In Lafayette’s art studio classroom we are not only learning about the elements, principles and media of the visual arts, but are using the arts to gain a greater understanding, depth and richness of language arts, math, science and social studies curricula. Using the arts to teach, creates learning that is internalized and understood by children with all learning styles and on multiple levels. By educating students through the visual arts and traditional academic content simultaneously, I help inspire and nurture the truly creative thinkers needed for this new millennium.

Wednesday, November 19, 2014

Celebrating Native American Heritage Month

Second grade and fourth grade curriculums embrace studies of the first Americans. I love teaching how Native Americans value the importance of beauty in functional objects and celebrate the spiritual in the everyday natural world! 

Each 2nd grade class studies a different region and habitat: from the Seminole to the Hopi to the Tlingit to the Kansa to the Iroquois… we explore how the everyday object contains aesthetic value and meaning.
A student from 2O smearing a coil onto a pinch pot in the Hopi fashion
Each Hopi pot unique… others made Iroquois cooking pots and Seminole mortar and pestles
and Plains Indian containers…
Seminole patchwork provides 2C a great opportunity to talk about patterning,
rhythm and geometric shapes!
Glazing our mortar and pestles in 2C

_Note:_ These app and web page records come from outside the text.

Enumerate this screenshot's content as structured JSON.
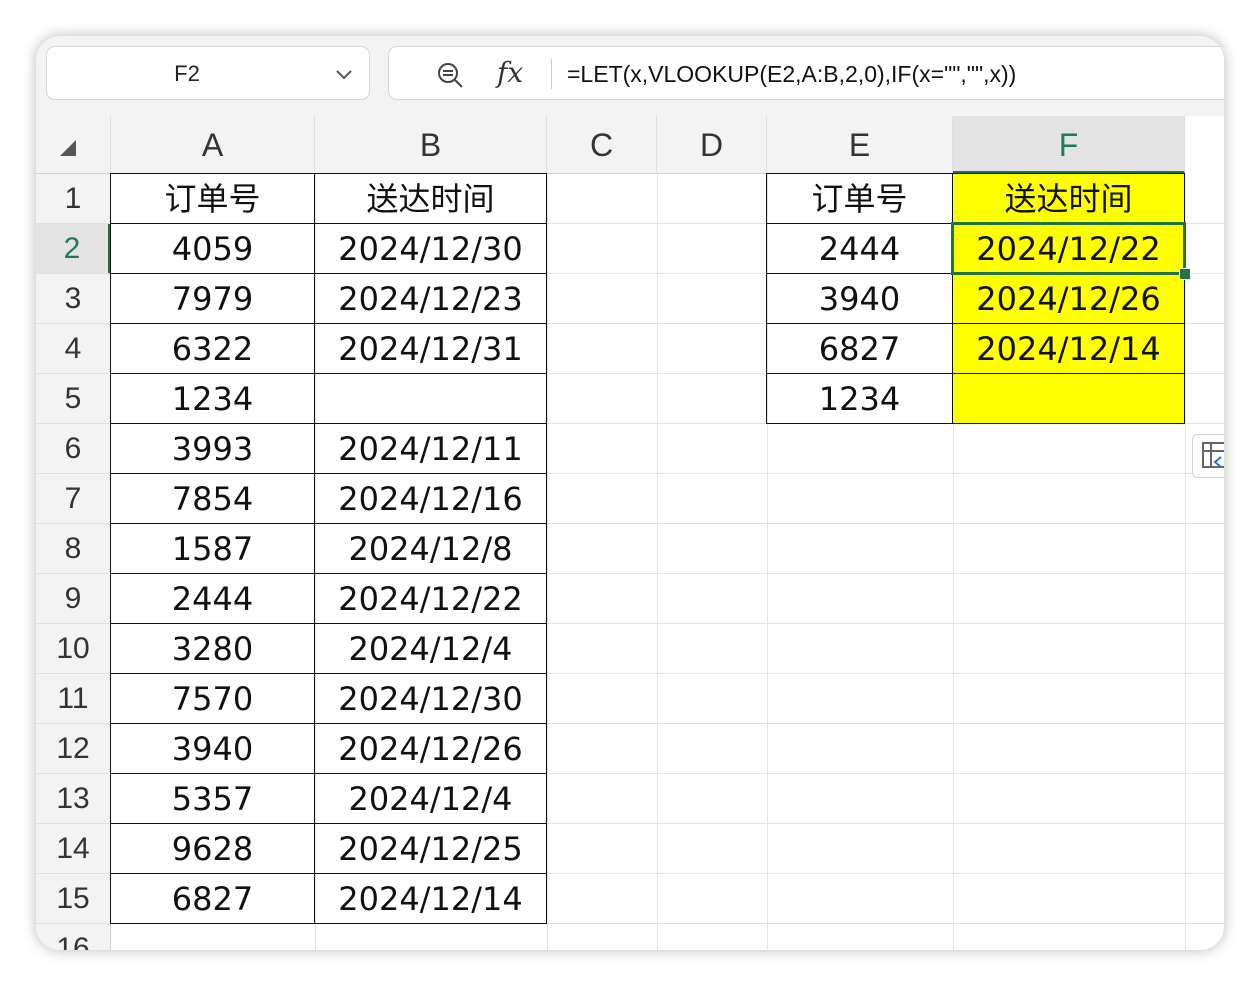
{
  "namebox": {
    "ref": "F2"
  },
  "formula_bar": {
    "fx_label": "fx",
    "formula": "=LET(x,VLOOKUP(E2,A:B,2,0),IF(x=\"\",\"\",x))"
  },
  "columns": [
    "A",
    "B",
    "C",
    "D",
    "E",
    "F"
  ],
  "active_column": "F",
  "rows": [
    "1",
    "2",
    "3",
    "4",
    "5",
    "6",
    "7",
    "8",
    "9",
    "10",
    "11",
    "12",
    "13",
    "14",
    "15",
    "16"
  ],
  "active_row": "2",
  "colors": {
    "selection": "#217346",
    "highlight": "#ffff00"
  },
  "left_table": {
    "headers": [
      "订单号",
      "送达时间"
    ],
    "rows": [
      [
        "4059",
        "2024/12/30"
      ],
      [
        "7979",
        "2024/12/23"
      ],
      [
        "6322",
        "2024/12/31"
      ],
      [
        "1234",
        ""
      ],
      [
        "3993",
        "2024/12/11"
      ],
      [
        "7854",
        "2024/12/16"
      ],
      [
        "1587",
        "2024/12/8"
      ],
      [
        "2444",
        "2024/12/22"
      ],
      [
        "3280",
        "2024/12/4"
      ],
      [
        "7570",
        "2024/12/30"
      ],
      [
        "3940",
        "2024/12/26"
      ],
      [
        "5357",
        "2024/12/4"
      ],
      [
        "9628",
        "2024/12/25"
      ],
      [
        "6827",
        "2024/12/14"
      ]
    ]
  },
  "right_table": {
    "headers": [
      "订单号",
      "送达时间"
    ],
    "rows": [
      [
        "2444",
        "2024/12/22"
      ],
      [
        "3940",
        "2024/12/26"
      ],
      [
        "6827",
        "2024/12/14"
      ],
      [
        "1234",
        ""
      ]
    ]
  },
  "icons": {
    "zoom": "zoom-out-icon",
    "chevron": "chevron-down-icon",
    "quick_analysis": "quick-analysis-icon"
  }
}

2N creates a Tlingit dance button blanket featuring
the power animal that represents their clan
… finding inspiration in the artwork of the Northwest Coast Native Americans
Fourth graders create a Kachina Doll in the tradition of the Hopi Indians to teach the school rules to the children. Each mixed media assemblage doll sports an elaborate headdress,
represents a spirit of the natural world, and possesses a spirit power.